There is an awkwardness in the baptismal washing.  The officiant is Philipp Melanchthon, a fellow professor and theologian at the University in Wittenberg.  He was not a pastor nor was he ever ordained.  His presence at the baptism teaches us the rite to baptize is not a special charism or gift bestowed in ordination.  Indeed, in moments of medical emergency, every Christian has the authority to baptize.  Perhaps Melanchthon is a bit awkward in appearance because he originally defended adult baptism.  There is also an indication, that there is no prescribed way for the child to be baptized.  Luther himself believed that the child should be completely immersed in the water since that the meaning of the Greek word, “baptize” Is to dip. In Melanchthon’s hands, the baby is almost upside down.  It is not the water that does such great things, Luther’s explanation reminds us.  It is the promises of God’s word that makes the baptism into new life happen. And so directly next to Melanchthon is a representative of the congregation holding the Bible open to the promises and word of God..  In many ways, this painting served as a corrective to the common held, superstitious belief that the baptismal water had some magical power.  It was word of God that did powerful things.  

Luther defended his practice of infant baptism with 5 arguments.  1) Infants come to faith through the faith of those who perform the baptism. 2) Baptismal faith is powerful.  Luther said, “For the word of God is powerful enough when uttered to change even a godless heart, which is not less responsive than that of an infant.” 3) Children and adults alike receive faith passively. 4) Specific recall of the event is unnecessary.
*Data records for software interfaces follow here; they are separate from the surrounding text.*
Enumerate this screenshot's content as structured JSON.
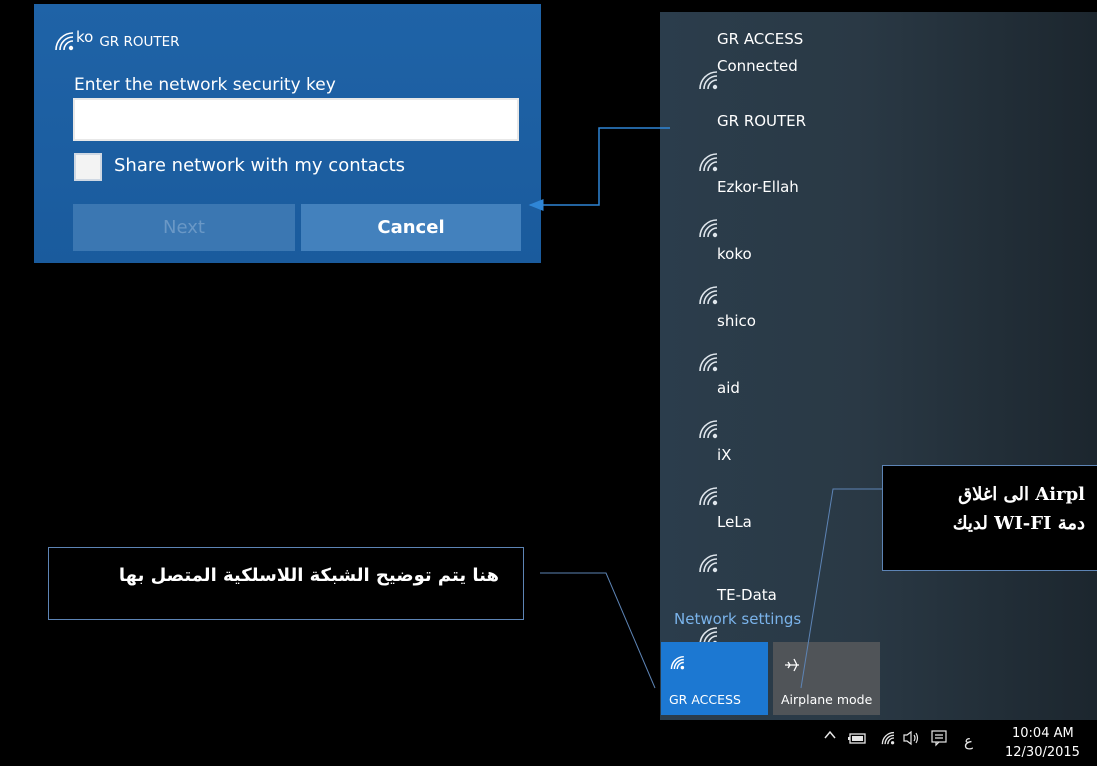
{
  "dialog": {
    "title_prefix": "ko",
    "title_network": "GR ROUTER",
    "prompt": "Enter the network security key",
    "key_value": "",
    "share_label": "Share network with my contacts",
    "share_checked": false,
    "next_label": "Next",
    "cancel_label": "Cancel",
    "icon": "wifi-icon"
  },
  "flyout": {
    "networks": [
      {
        "name": "GR ACCESS",
        "status": "Connected"
      },
      {
        "name": "GR ROUTER",
        "status": ""
      },
      {
        "name": "Ezkor-Ellah",
        "status": ""
      },
      {
        "name": "koko",
        "status": ""
      },
      {
        "name": "shico",
        "status": ""
      },
      {
        "name": "aid",
        "status": ""
      },
      {
        "name": "iX",
        "status": ""
      },
      {
        "name": "LeLa",
        "status": ""
      },
      {
        "name": "TE-Data",
        "status": ""
      }
    ],
    "settings_link": "Network settings",
    "tiles": [
      {
        "label": "GR ACCESS",
        "icon": "wifi-icon",
        "active": true
      },
      {
        "label": "Airplane mode",
        "icon": "airplane-icon",
        "active": false
      }
    ]
  },
  "taskbar": {
    "icons": [
      "chevron-up-icon",
      "battery-icon",
      "wifi-icon",
      "volume-icon",
      "action-center-icon",
      "ime-icon"
    ],
    "ime_label": "ع",
    "time": "10:04 AM",
    "date": "12/30/2015"
  },
  "annotations": {
    "left_text": "هنا يتم توضيح الشبكة اللاسلكية المتصل بها",
    "right_line1": "Airpl الى اغلاق",
    "right_line2": "دمة WI-FI لديك"
  },
  "colors": {
    "dialog_bg": "#1f63a7",
    "accent_tile": "#1c78d2",
    "link": "#7ab3ea",
    "annotation_border": "#5d84b5"
  }
}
The people present remember and tell the story on your behalf until you believe. 5) The church has baptized children since its foundation, and they have been recognized as witnesses and martyrs, so why should God’s gift of baptism be denied them?   One of Lucas Cranach’s poignant portraits of Jesus’s blessing little children defended this final argument. “Let the children come unto me.”

Now you may be wondering, but how can water and words offer such powerful promise?  Light for life’s darkest valleys, consolation for one’s greatest sorrows, and strength for times of weakness?  Martin Luther once said, that baptism is a once-in- a- lifetime experience that takes our entire lives to fulfill. It goes hand in hand with the words, “I am baptized.” Your assurance is nurtured and strengthened by the Holy Spirit throughout your lifetime through the study of scripture and through a life of prayer.  Baptism is not simply a one time, magical act which prevents all harm from drawing near.  Baptism is the beginning of a new life which leads to salvation, and is remembered every time you wash and recall God’s word.  Yes, the assurance of God’s promise begins every time you recall the words, “I am baptized.”

May the peace of God which passes all understanding keep your hearts and minds in Christ Jesus. Amen.